journal contribution
posted on 01.12.1994, 00:00 authored by Russell TytlerRussell Tytler
A study of primary school children's explanations of a range of phenomena concerning air pressure revealed considerable fluidity in their use of conceptions. A measure of consistency was developed and applied to children's written and oral explanations in a range of contexts. While the results showed a general trend with age toward more abstract, 'generalizable' conceptions, the notion of parsimony was found to be problematic on a number of levels. Children do not apply a single conception to a phenomenon, but rather operate with multiple conceptions in their explanations, complicating the whole notion of consistency. Moreover, as they develop and apply more advanced conceptions, children inevitably display temporary reductions in consistency. These findings suggest a rather more complex model of conceptual advance than implied in the literature on 'conceptual change'.

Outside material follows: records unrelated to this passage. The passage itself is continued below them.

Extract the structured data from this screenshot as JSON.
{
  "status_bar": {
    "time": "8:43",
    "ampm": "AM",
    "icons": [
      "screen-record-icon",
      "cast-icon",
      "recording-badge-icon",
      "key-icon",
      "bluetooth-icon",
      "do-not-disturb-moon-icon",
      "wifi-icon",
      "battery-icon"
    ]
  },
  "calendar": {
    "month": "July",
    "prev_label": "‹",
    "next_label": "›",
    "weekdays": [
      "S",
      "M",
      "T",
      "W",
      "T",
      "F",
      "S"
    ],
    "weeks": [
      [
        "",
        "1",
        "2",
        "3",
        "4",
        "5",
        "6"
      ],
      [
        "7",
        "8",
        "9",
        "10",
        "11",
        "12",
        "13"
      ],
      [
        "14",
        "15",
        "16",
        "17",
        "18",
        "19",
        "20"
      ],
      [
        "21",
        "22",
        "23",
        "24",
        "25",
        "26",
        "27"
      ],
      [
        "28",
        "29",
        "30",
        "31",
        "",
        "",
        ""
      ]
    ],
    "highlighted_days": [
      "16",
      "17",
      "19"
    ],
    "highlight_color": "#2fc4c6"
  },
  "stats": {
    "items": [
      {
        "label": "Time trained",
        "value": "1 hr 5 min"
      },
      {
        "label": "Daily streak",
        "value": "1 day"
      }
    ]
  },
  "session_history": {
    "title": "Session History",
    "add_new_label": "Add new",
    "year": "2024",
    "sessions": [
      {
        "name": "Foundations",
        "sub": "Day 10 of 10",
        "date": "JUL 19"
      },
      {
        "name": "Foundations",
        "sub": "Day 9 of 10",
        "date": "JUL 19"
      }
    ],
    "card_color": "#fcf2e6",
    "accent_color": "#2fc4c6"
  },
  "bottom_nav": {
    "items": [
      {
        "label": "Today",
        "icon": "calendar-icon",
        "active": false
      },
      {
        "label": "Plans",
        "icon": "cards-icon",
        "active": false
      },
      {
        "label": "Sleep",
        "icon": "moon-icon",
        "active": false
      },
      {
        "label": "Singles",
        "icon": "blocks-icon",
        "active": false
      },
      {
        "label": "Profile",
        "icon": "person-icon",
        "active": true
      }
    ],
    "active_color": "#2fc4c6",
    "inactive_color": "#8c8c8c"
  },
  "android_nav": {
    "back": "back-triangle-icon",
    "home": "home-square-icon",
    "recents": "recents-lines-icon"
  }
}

History

Journal

Research in science education

Volume

24

Issue

1

Pagination

338 - 347

Publisher

Kluwer Academic Publishers

Location

Dordrecht, The Netherlands

ISSN

0157-244X

eISSN

1573-1898

Language

eng

Publication classification

C1.1 Refereed article in a scholarly journal

Copyright notice

1994, Australasian Science Education Research Association